INSTRUCTIONS FOR THE TASK:
Look through the entries below, please, and copy every line with the word "JSON".

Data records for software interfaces
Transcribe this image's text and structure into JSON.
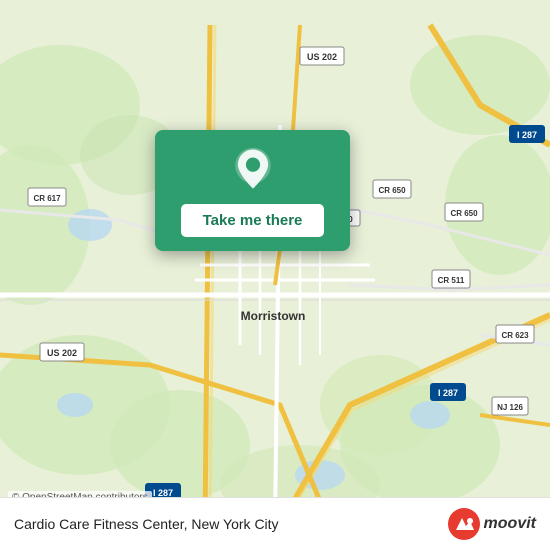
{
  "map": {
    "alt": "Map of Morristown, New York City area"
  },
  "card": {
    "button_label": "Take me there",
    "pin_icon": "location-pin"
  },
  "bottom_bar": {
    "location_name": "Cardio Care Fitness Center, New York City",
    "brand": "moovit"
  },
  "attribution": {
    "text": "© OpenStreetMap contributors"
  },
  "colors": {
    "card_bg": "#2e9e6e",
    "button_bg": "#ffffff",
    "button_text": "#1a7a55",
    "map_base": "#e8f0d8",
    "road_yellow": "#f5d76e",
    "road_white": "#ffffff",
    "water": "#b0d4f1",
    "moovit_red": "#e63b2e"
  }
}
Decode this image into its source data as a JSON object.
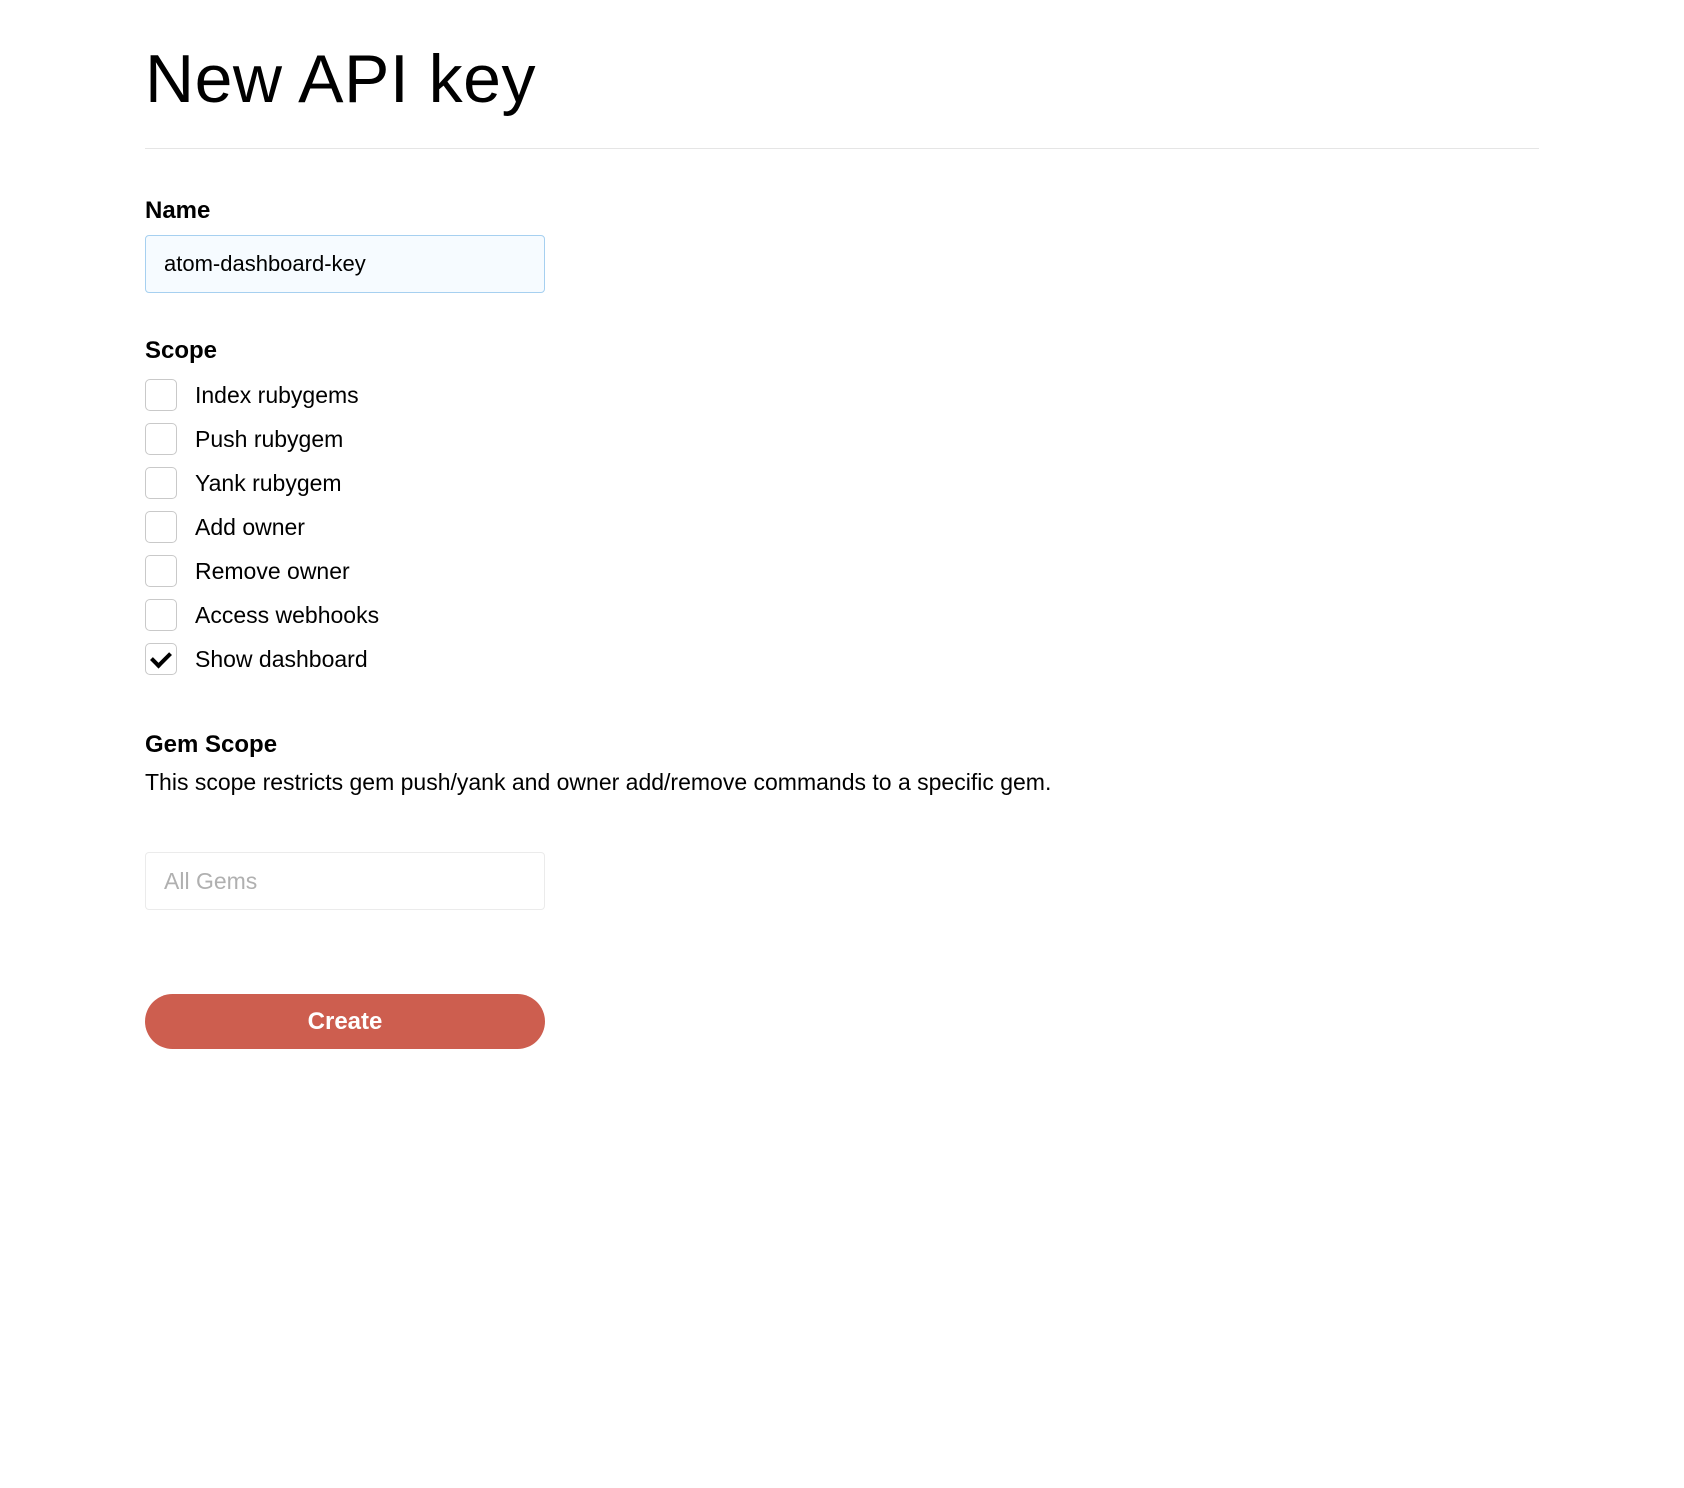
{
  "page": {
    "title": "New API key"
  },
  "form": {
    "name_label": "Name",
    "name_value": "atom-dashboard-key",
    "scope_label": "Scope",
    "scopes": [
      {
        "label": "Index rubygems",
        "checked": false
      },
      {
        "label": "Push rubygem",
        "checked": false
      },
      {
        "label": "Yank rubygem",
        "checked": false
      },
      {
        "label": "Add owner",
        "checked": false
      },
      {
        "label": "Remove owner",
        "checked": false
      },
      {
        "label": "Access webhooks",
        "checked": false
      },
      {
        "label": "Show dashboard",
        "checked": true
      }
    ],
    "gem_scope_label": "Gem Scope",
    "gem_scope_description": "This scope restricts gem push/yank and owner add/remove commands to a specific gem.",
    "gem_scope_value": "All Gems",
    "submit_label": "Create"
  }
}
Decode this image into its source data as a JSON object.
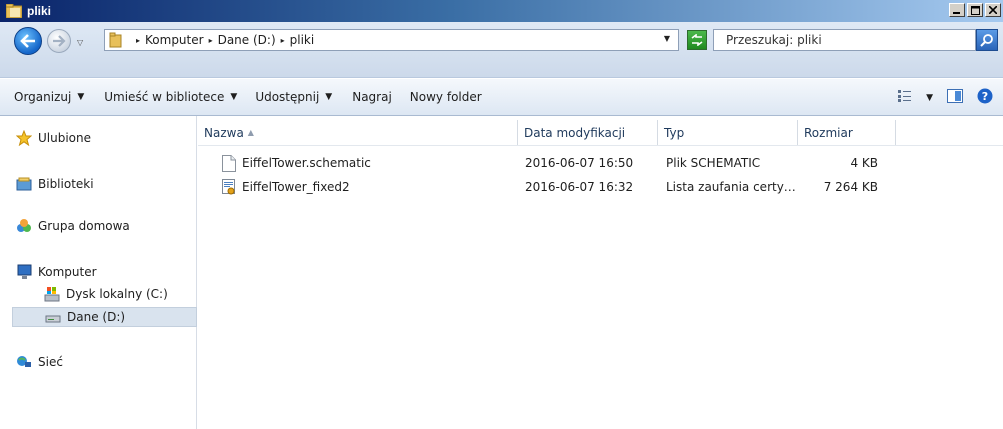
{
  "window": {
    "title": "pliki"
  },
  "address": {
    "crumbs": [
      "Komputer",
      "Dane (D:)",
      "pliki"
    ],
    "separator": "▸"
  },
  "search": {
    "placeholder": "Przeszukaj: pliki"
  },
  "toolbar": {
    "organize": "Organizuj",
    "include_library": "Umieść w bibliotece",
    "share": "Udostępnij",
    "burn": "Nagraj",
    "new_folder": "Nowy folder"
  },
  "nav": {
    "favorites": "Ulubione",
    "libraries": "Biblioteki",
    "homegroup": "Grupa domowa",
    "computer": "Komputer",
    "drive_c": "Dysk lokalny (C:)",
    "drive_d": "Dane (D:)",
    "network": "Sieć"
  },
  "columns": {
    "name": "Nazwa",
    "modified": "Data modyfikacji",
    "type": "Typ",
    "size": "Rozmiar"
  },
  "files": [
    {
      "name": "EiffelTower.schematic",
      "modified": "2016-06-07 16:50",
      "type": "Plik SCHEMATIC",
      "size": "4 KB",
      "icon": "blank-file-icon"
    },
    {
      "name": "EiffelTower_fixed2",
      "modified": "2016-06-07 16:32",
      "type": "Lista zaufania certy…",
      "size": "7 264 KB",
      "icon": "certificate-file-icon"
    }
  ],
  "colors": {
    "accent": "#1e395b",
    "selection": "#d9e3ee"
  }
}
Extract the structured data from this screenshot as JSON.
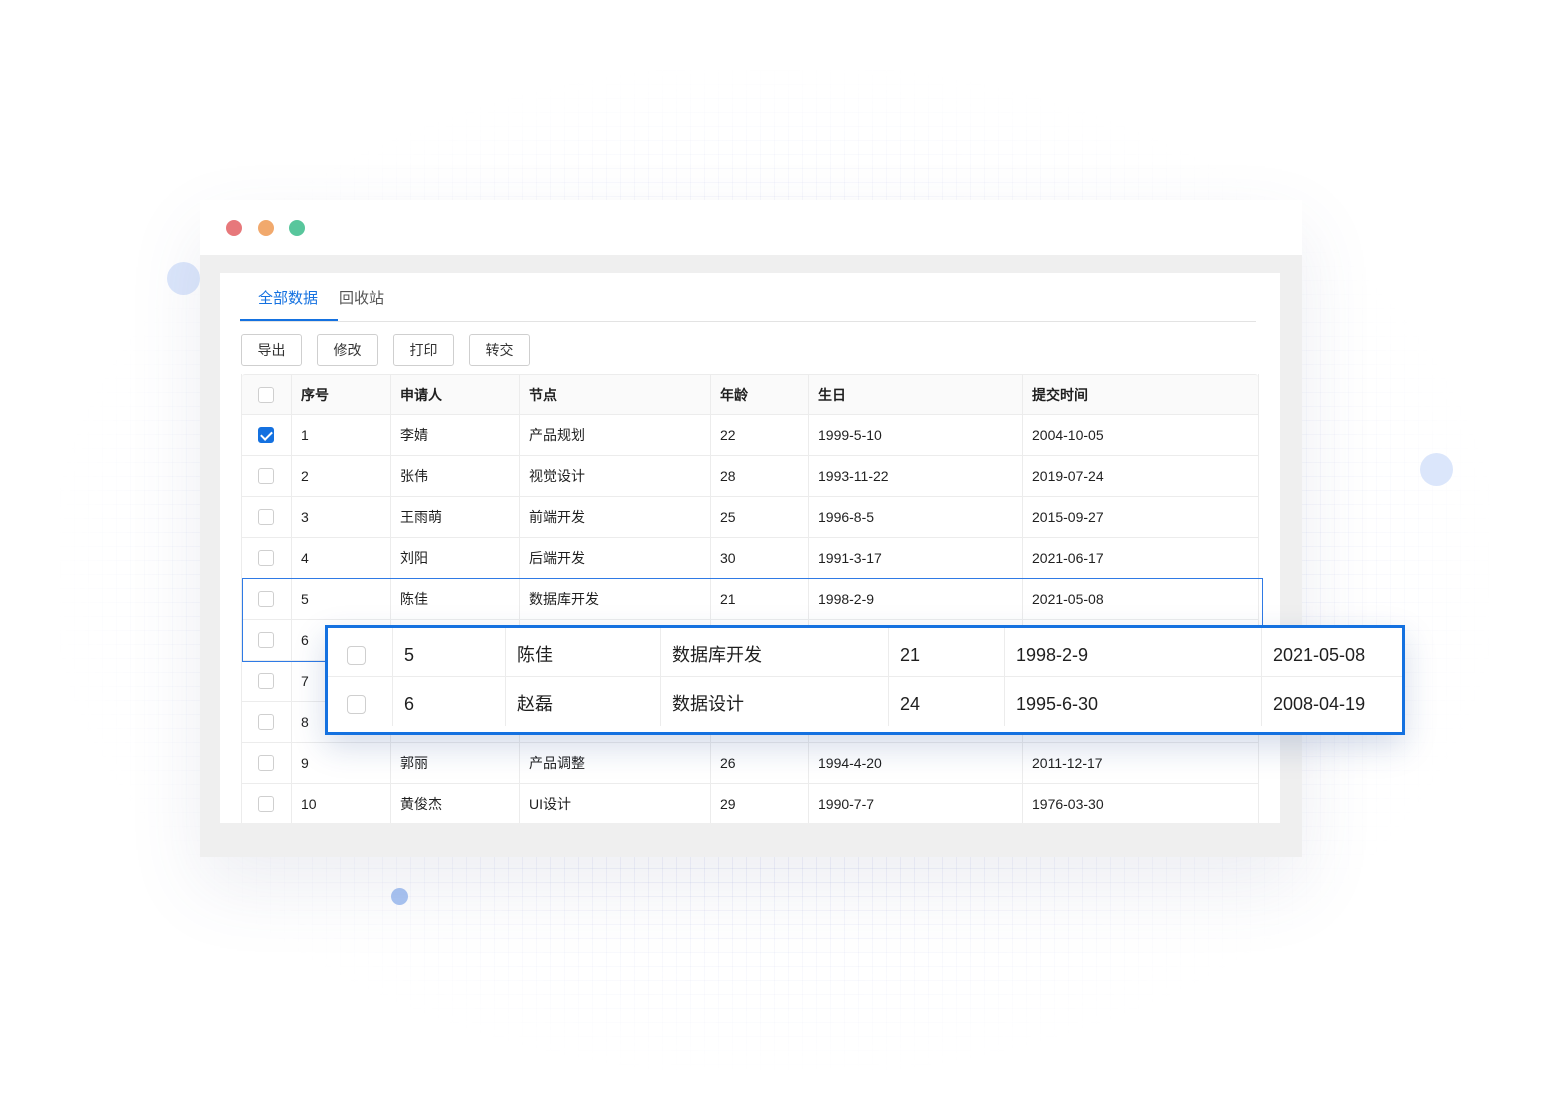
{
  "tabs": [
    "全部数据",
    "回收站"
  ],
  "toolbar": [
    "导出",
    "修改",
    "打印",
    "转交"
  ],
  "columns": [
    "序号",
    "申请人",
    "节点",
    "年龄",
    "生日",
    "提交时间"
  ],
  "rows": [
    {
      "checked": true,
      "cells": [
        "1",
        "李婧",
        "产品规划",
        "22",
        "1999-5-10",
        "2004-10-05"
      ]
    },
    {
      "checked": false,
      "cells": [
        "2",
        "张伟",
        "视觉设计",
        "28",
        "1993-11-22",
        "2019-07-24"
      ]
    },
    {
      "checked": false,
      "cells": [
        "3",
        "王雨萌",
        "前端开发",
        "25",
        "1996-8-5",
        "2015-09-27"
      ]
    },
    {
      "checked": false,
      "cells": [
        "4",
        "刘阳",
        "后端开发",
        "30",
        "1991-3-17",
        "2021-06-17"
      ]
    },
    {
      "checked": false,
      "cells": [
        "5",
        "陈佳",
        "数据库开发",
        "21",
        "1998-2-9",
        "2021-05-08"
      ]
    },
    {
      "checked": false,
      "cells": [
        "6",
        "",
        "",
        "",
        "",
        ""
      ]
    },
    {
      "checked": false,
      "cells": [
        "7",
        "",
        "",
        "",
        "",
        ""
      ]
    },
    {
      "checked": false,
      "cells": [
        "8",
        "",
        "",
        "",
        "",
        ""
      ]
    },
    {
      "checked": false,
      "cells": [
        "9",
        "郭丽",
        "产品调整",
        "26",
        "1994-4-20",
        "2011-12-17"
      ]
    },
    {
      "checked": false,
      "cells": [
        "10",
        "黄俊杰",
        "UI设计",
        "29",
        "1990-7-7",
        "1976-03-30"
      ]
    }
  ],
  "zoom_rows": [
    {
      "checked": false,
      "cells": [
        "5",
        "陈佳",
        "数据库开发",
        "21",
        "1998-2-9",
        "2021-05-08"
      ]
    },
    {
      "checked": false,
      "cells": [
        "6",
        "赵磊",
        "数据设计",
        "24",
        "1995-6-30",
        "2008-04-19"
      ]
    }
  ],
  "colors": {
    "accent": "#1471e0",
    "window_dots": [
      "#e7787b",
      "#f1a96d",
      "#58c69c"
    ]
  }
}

RESPONSE TO THE EXERCISE:
Transcribe this image's text and structure into JSON.
Decode this image into its source data as a JSON object.
Decode this image into its source data as a JSON object.
Extract the structured data from this screenshot as JSON.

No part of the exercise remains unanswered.